Martha Johnson, two other top GSA officials, out as IG details extravagant spending and rules violations connected to Western Regions conference.
Martha Johnson, administrator of the General Services Administration, resigned April 2 after an investigation found agency officials had wasted money on a training conference.
The IG's office released its report on the Western Regions 2010 conference late on April 2. According to the report, the conference cost more than $822,000. The expenses included multiple "planning trips" and "test runs" in which GSA employees stayed at the luxury hotel where the conference took place in October; various violations of contracting rules, including telling a contractor the maximum budget for a training exercise -- $75,000 -- and then paying that amount; and a lavish reception costing $31,208.
Also out: Robert Peck, commissioner of the Public Buildings Service, and Johnson's adviser Stephen Leeds, who served briefly as acting GSA administrator in 2009 and 2010, while Johnson was going through the confirmation process. Johnson fired both men before submitting her own resignation, the Washington Business Journal reported.
In her resignation letter, Johnson said GSA had made "a significant misstep" and explained her decision to step down in the wake of an internal probe.
"Reports of an internal conference in which taxpayer dollars were squandered led me to launch internal reviews, take disciplinary personnel action and institute tough new controls to ensure this incident is not repeated," she wrote. "In addition, I feel I must step aside as administrator so that the agency can move forward at this time with a fresh leadership team."
Some observers noted that Johnson, who was confirmed in April 2010, had been in office only a few months before the conference took place and it is not likely that she played a role in the planning.
"When you come into an organization as complex and big as GSA, there are a lot of things in motion when you get there," said Bob Woods, president of Topside Consulting and former Commissioner of the Federal Technology Service at GSA. "There are a lot of moving parts. I don't think it's reasonable to think she came in in April or May and was down to managing things on the conference planning level in the Public Buildings Service."
Indeed, many of the abuses associated with the planning process and documented in the report took place in 2009.
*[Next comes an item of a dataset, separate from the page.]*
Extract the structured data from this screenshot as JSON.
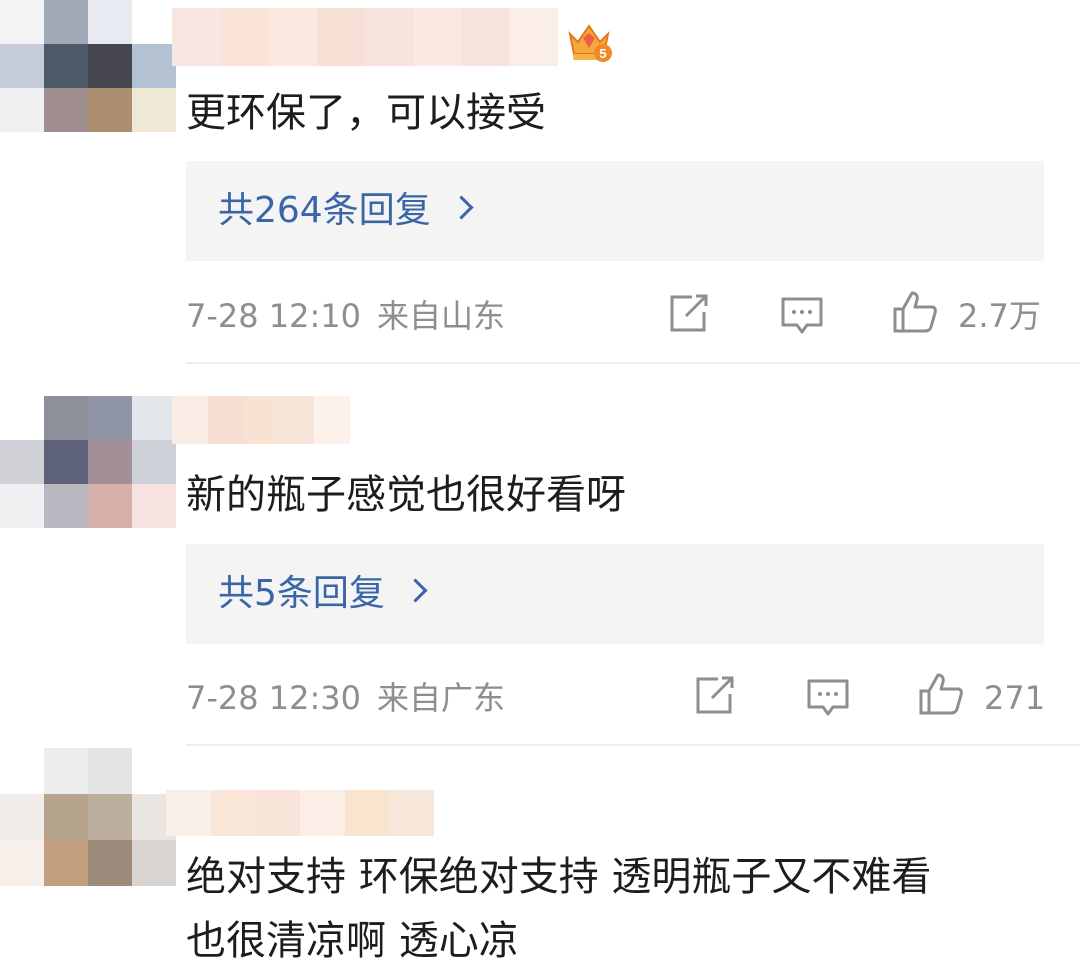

Homeland Security and Governmental Affairs Committee Chairman Joe Lieberman (I-Conn.) issued a statement calling the debacle "a stupid and infuriating waste of taxpayer dollars" and added that the "people responsible for it should be held accountable."
Procurement attorney Jonathan Aronie, a partner in the government contracting group at Sheppard Mullin law firm in Washington D.C., said that the broader effects of the IG report and the resignations are likely to be minimal, because the spending abuses are egregious.
“I find that big issues actually have a different type of impact that the issues that are in everyone else's sphere of reality," he said. "When I’m trying to give a compliance course to a client, I don’t use a big, extravagant case as my example. Something like this, people will look at it and say, ‘we don’t do stuff like that.’ The things that have a big impact are the things people look at and say, ‘Oh, I've done things like that before.’”
Woods said the situation reflects bad timing.
“Given some of the guidance the agencies have received on spending, this is bad timing,” Woods said. “The lesson is that you have to worry about, and manage, perceptions. Someone was not paying attention to the details.”
At the same time, he was sympathetic to the people who are being harshly judged in hindsight.
“These are people who, for the most part, want to do well for the public. They are dedicated and passionate, and this stuff is judged in the rear-view mirror. It makes you think twice about public service,” Woods said.
GSA has tapped Dan Tangherlini, the Treasury Department’s assistant secretary for management, chief financial officer, and chief performance officer as acting administrator, according to published accounts.